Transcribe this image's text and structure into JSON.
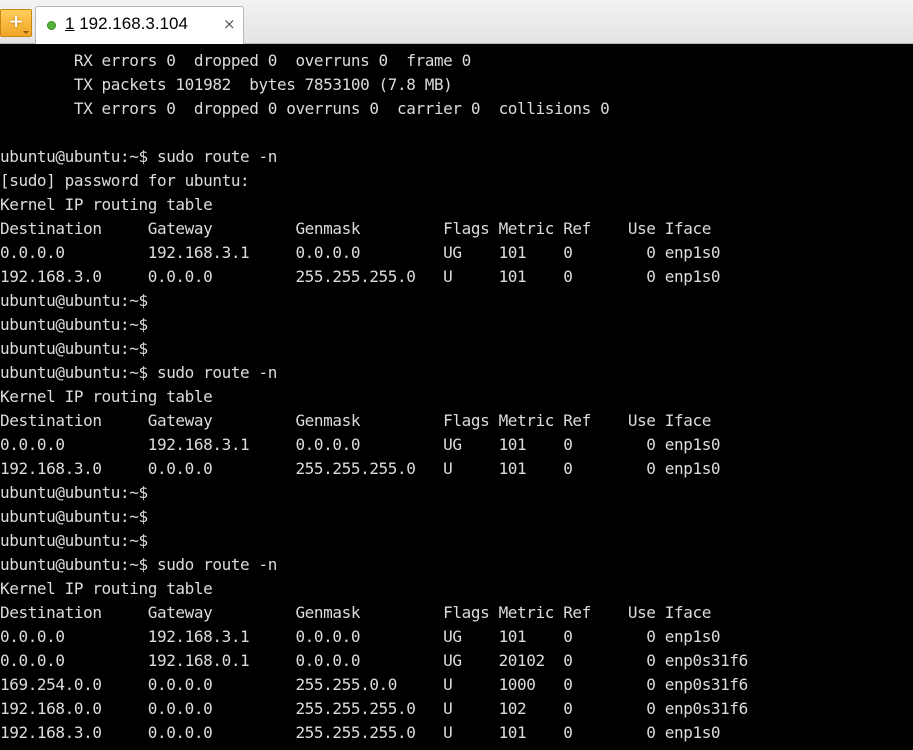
{
  "tabbar": {
    "new_tab_icon": "plus-icon",
    "tab": {
      "number": "1",
      "title": " 192.168.3.104",
      "status_color": "#56b33a",
      "close_glyph": "×"
    }
  },
  "terminal": {
    "text_color": "#dcdcdc",
    "background": "#000000",
    "lines": [
      "        RX errors 0  dropped 0  overruns 0  frame 0",
      "        TX packets 101982  bytes 7853100 (7.8 MB)",
      "        TX errors 0  dropped 0 overruns 0  carrier 0  collisions 0",
      "",
      "ubuntu@ubuntu:~$ sudo route -n",
      "[sudo] password for ubuntu:",
      "Kernel IP routing table",
      "Destination     Gateway         Genmask         Flags Metric Ref    Use Iface",
      "0.0.0.0         192.168.3.1     0.0.0.0         UG    101    0        0 enp1s0",
      "192.168.3.0     0.0.0.0         255.255.255.0   U     101    0        0 enp1s0",
      "ubuntu@ubuntu:~$",
      "ubuntu@ubuntu:~$",
      "ubuntu@ubuntu:~$",
      "ubuntu@ubuntu:~$ sudo route -n",
      "Kernel IP routing table",
      "Destination     Gateway         Genmask         Flags Metric Ref    Use Iface",
      "0.0.0.0         192.168.3.1     0.0.0.0         UG    101    0        0 enp1s0",
      "192.168.3.0     0.0.0.0         255.255.255.0   U     101    0        0 enp1s0",
      "ubuntu@ubuntu:~$",
      "ubuntu@ubuntu:~$",
      "ubuntu@ubuntu:~$",
      "ubuntu@ubuntu:~$ sudo route -n",
      "Kernel IP routing table",
      "Destination     Gateway         Genmask         Flags Metric Ref    Use Iface",
      "0.0.0.0         192.168.3.1     0.0.0.0         UG    101    0        0 enp1s0",
      "0.0.0.0         192.168.0.1     0.0.0.0         UG    20102  0        0 enp0s31f6",
      "169.254.0.0     0.0.0.0         255.255.0.0     U     1000   0        0 enp0s31f6",
      "192.168.0.0     0.0.0.0         255.255.255.0   U     102    0        0 enp0s31f6",
      "192.168.3.0     0.0.0.0         255.255.255.0   U     101    0        0 enp1s0"
    ]
  }
}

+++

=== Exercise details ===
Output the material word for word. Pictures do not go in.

=== The completed task ===
Transcribe this image's text and structure into JSON.
{
  "tabbar": {
    "new_tab_icon": "plus-icon",
    "tab": {
      "number": "1",
      "title": " 192.168.3.104",
      "status_color": "#56b33a",
      "close_glyph": "×"
    }
  },
  "terminal": {
    "text_color": "#dcdcdc",
    "background": "#000000",
    "lines": [
      "        RX errors 0  dropped 0  overruns 0  frame 0",
      "        TX packets 101982  bytes 7853100 (7.8 MB)",
      "        TX errors 0  dropped 0 overruns 0  carrier 0  collisions 0",
      "",
      "ubuntu@ubuntu:~$ sudo route -n",
      "[sudo] password for ubuntu:",
      "Kernel IP routing table",
      "Destination     Gateway         Genmask         Flags Metric Ref    Use Iface",
      "0.0.0.0         192.168.3.1     0.0.0.0         UG    101    0        0 enp1s0",
      "192.168.3.0     0.0.0.0         255.255.255.0   U     101    0        0 enp1s0",
      "ubuntu@ubuntu:~$",
      "ubuntu@ubuntu:~$",
      "ubuntu@ubuntu:~$",
      "ubuntu@ubuntu:~$ sudo route -n",
      "Kernel IP routing table",
      "Destination     Gateway         Genmask         Flags Metric Ref    Use Iface",
      "0.0.0.0         192.168.3.1     0.0.0.0         UG    101    0        0 enp1s0",
      "192.168.3.0     0.0.0.0         255.255.255.0   U     101    0        0 enp1s0",
      "ubuntu@ubuntu:~$",
      "ubuntu@ubuntu:~$",
      "ubuntu@ubuntu:~$",
      "ubuntu@ubuntu:~$ sudo route -n",
      "Kernel IP routing table",
      "Destination     Gateway         Genmask         Flags Metric Ref    Use Iface",
      "0.0.0.0         192.168.3.1     0.0.0.0         UG    101    0        0 enp1s0",
      "0.0.0.0         192.168.0.1     0.0.0.0         UG    20102  0        0 enp0s31f6",
      "169.254.0.0     0.0.0.0         255.255.0.0     U     1000   0        0 enp0s31f6",
      "192.168.0.0     0.0.0.0         255.255.255.0   U     102    0        0 enp0s31f6",
      "192.168.3.0     0.0.0.0         255.255.255.0   U     101    0        0 enp1s0"
    ]
  }
}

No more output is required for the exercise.